→ **Assignment**: From the entries below, extract every line that includes the word "Enrollment".

[Stored dataset items]
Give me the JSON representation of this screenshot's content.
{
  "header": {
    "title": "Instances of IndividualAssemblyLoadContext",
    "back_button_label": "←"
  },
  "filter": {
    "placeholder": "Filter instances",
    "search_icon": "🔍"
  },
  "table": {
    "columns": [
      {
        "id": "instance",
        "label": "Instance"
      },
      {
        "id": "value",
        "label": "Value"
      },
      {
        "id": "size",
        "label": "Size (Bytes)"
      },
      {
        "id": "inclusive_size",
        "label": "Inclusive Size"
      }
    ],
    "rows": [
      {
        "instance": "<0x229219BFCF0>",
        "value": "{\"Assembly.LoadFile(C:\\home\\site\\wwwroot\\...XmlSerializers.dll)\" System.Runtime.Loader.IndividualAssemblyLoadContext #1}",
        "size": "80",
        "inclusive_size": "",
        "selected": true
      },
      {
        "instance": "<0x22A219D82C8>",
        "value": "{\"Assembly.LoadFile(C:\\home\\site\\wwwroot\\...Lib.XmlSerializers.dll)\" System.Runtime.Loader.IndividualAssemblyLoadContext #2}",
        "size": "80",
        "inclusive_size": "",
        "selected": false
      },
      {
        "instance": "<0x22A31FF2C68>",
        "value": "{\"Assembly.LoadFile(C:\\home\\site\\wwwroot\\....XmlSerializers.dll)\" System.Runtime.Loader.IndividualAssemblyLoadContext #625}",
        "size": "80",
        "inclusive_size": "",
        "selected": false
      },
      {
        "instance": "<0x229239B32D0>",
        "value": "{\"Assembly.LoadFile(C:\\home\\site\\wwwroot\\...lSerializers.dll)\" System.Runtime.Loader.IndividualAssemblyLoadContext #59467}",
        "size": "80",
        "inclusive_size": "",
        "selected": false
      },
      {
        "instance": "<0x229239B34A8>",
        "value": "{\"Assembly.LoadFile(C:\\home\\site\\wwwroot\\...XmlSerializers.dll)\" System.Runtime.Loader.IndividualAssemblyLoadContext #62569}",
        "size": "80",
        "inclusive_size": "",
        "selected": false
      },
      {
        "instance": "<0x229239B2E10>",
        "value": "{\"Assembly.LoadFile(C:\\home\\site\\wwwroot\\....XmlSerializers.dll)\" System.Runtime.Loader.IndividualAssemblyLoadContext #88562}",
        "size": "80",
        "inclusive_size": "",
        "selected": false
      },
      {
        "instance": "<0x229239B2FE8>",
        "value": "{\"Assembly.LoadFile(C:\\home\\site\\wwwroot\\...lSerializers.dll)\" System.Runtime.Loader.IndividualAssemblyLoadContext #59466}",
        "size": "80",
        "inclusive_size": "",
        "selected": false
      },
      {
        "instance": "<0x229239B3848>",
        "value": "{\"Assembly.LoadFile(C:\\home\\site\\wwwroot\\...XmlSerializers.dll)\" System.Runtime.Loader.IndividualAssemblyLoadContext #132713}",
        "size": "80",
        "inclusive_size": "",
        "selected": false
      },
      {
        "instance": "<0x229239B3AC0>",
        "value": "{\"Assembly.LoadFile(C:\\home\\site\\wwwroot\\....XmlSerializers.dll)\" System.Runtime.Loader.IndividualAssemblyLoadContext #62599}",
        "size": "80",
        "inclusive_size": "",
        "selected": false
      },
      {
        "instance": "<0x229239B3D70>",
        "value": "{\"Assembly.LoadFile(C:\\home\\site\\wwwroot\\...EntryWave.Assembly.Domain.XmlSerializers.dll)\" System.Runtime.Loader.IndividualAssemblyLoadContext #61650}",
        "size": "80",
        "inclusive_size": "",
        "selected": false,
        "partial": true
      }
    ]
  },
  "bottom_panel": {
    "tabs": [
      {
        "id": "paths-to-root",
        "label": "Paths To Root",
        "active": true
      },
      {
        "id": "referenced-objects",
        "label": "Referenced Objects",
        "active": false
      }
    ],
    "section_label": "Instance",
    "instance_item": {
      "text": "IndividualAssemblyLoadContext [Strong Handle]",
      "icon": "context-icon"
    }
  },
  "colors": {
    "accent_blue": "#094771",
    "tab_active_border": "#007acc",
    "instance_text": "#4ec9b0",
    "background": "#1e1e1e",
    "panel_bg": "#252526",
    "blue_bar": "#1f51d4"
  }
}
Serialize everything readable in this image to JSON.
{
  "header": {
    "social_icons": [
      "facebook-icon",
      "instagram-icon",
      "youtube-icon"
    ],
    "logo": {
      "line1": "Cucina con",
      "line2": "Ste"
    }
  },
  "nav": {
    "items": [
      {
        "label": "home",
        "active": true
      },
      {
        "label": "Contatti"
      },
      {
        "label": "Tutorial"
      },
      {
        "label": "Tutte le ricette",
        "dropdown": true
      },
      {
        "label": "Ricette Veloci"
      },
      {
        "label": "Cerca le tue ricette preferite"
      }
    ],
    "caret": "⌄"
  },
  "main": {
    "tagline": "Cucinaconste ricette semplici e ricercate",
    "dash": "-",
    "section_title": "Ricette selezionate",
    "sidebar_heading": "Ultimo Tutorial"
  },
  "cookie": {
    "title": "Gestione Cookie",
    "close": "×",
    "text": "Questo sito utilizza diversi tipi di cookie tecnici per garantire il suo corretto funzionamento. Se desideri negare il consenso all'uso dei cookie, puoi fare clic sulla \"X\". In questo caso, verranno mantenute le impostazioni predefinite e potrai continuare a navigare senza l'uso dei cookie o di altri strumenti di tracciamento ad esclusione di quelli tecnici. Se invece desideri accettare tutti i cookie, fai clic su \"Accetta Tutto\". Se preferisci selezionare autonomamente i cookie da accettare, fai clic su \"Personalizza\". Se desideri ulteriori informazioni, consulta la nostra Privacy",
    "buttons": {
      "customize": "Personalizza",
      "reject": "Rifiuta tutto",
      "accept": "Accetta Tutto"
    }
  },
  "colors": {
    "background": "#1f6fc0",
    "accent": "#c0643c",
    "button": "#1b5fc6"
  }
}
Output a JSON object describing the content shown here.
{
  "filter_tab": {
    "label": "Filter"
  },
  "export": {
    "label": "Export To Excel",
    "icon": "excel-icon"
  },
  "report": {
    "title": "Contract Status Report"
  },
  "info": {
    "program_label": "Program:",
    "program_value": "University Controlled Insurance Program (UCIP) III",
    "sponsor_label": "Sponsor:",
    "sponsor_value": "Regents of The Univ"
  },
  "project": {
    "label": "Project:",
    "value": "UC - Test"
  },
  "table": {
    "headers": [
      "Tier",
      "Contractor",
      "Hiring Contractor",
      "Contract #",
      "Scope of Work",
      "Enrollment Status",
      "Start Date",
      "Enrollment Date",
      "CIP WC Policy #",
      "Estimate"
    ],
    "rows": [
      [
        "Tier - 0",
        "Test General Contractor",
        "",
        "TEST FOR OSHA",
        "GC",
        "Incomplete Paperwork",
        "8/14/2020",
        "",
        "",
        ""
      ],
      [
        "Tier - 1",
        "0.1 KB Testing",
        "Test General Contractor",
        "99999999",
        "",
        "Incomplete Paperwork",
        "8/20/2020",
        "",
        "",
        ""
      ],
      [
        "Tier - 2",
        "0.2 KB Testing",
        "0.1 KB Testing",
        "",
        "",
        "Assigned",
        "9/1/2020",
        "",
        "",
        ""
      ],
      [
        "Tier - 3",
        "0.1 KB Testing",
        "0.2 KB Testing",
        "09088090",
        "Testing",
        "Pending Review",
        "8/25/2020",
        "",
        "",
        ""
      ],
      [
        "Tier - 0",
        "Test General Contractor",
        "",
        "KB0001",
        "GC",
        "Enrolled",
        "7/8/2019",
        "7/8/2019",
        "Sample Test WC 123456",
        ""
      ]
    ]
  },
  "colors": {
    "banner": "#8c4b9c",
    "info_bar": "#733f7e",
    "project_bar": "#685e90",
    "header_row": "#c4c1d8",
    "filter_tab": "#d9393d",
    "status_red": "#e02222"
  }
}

→ **Task answer**:
      "Enrollment Status",
      "Enrollment Date",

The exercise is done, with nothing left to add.